But closer inspection of the scheme's beneficiaries has led the Salvation Army to query the altruism of the move. Although Great Ormond Street Hospital and Sports Aid will receive some of the proceeds, so will the Responsibility in Gambling Trust.
The trust was set up by the betting industry earlier this year in anticipation of the Gambling Bill. The Bill contains a power to force gambling operators to contribute towards the treatment and education of gambling addicts, and has set the trust a fundraising target of £3m per year.
"Yet again, it is an attempt to pretend that gambling organisations are about something other than gambling," said Jonathan Lomax, the Salvation Army's public affairs officer. "It's not the most altruistic position from which to give, and there is a fair bit of enlightened self-interest in giving money to the trust."
Lomax estimates there are 300,000 problem gamblers. This means the £3m target only works out at £10 a head, which he said wasn't very much when compared to gamblers' likely losses.
"If any company wants to give money to charity, that is its decision, but it is worth teasing out the distinction between doing that and giving money to the trust. We would be very concerned if the move was being used as a marketing tactic," he added.
Sporting Index asserts that its charitable scheme challenges the negative profile gambling operators have earned in the press lately. "This shows that not all betting firms are like a snaggle-toothed behemoth from the seventh circle of hell," said Warren Murphy, director of Sporting Index.

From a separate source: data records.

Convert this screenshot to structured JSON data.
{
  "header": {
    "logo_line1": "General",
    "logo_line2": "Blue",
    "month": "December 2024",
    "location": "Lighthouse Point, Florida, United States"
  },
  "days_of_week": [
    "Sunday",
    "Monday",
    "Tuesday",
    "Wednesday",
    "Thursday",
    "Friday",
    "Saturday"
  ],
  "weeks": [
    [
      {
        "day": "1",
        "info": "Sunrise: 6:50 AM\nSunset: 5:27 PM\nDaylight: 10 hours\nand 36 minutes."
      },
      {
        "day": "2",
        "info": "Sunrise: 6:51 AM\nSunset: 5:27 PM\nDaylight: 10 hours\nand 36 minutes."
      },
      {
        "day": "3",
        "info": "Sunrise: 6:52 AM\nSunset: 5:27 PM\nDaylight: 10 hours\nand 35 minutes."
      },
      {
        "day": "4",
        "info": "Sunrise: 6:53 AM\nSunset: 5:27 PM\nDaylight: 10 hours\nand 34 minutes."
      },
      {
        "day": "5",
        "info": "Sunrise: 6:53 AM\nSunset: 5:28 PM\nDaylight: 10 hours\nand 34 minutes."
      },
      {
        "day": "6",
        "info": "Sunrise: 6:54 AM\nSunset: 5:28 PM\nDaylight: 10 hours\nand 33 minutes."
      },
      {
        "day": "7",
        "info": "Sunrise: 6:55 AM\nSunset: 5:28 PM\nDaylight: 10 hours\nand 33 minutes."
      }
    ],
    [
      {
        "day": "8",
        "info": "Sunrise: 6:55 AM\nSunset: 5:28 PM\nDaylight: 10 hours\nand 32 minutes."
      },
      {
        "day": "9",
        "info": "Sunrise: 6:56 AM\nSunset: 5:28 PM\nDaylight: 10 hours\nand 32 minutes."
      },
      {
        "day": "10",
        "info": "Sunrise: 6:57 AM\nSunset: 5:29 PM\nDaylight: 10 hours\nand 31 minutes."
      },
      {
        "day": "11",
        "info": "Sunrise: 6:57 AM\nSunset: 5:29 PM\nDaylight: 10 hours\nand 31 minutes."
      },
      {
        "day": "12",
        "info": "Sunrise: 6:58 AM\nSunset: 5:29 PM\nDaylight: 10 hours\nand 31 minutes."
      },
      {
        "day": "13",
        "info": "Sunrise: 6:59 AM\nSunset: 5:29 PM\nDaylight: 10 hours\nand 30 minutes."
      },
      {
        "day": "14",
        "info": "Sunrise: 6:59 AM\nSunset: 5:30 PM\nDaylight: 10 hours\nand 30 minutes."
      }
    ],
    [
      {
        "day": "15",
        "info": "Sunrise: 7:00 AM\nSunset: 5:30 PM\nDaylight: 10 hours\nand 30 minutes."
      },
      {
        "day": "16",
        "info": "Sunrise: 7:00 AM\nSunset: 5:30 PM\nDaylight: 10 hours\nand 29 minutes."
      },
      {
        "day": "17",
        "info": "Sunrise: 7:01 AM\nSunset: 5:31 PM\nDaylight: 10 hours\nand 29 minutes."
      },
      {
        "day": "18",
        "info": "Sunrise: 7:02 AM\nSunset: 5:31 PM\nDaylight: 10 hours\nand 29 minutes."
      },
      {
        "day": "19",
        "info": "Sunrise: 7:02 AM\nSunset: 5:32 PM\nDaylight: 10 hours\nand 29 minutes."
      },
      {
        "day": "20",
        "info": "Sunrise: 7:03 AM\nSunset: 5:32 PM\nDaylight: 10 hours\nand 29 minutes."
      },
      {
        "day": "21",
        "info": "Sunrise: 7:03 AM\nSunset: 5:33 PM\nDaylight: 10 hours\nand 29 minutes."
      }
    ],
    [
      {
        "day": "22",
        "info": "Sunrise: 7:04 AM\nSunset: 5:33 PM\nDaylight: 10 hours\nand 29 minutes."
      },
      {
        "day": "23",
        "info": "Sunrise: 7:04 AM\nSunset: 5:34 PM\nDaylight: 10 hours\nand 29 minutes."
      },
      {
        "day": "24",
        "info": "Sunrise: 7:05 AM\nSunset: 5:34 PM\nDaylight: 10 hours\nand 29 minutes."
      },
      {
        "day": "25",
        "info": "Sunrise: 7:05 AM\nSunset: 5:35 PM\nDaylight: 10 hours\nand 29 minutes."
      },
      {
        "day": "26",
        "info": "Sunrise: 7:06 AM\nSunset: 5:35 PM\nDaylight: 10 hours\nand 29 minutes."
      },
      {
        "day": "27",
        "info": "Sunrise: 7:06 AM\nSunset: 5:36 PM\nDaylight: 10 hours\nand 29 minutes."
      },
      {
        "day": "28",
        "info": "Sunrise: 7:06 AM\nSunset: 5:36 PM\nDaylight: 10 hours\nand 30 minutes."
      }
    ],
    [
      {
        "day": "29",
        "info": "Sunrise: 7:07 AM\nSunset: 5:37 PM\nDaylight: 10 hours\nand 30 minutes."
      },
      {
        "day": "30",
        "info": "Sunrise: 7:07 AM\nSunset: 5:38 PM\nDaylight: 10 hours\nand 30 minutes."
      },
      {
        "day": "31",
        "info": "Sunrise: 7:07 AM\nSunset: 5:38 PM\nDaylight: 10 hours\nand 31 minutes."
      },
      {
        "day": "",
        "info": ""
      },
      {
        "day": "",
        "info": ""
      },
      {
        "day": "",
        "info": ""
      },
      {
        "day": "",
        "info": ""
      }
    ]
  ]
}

He said the total annual donation would amount to "tens of thousands of pounds". Sporting Index has always taken a responsible attitude to its betting policies, he added. It offers 'limited loss' bets and claims that it always performs a thorough age and identity check before allowing anybody to become a member.